● Records for this exercise

------------------------------------------------------------

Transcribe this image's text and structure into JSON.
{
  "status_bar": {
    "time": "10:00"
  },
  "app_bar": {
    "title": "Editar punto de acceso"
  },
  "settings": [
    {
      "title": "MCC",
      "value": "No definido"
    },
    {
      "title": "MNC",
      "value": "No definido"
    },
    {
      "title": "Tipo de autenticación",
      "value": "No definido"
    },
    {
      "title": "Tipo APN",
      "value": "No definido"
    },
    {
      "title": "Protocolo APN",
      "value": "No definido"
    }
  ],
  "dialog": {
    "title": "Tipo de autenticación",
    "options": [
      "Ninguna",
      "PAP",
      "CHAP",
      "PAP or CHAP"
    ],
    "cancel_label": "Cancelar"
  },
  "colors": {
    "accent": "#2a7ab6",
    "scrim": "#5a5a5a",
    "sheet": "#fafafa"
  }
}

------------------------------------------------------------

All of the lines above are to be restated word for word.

Transcribe this image's text and structure into JSON.
{
  "status_bar": {
    "time": "10:00"
  },
  "app_bar": {
    "title": "Editar punto de acceso"
  },
  "settings": [
    {
      "title": "MCC",
      "value": "No definido"
    },
    {
      "title": "MNC",
      "value": "No definido"
    },
    {
      "title": "Tipo de autenticación",
      "value": "No definido"
    },
    {
      "title": "Tipo APN",
      "value": "No definido"
    },
    {
      "title": "Protocolo APN",
      "value": "No definido"
    }
  ],
  "dialog": {
    "title": "Tipo de autenticación",
    "options": [
      "Ninguna",
      "PAP",
      "CHAP",
      "PAP or CHAP"
    ],
    "cancel_label": "Cancelar"
  },
  "colors": {
    "accent": "#2a7ab6",
    "scrim": "#5a5a5a",
    "sheet": "#fafafa"
  }
}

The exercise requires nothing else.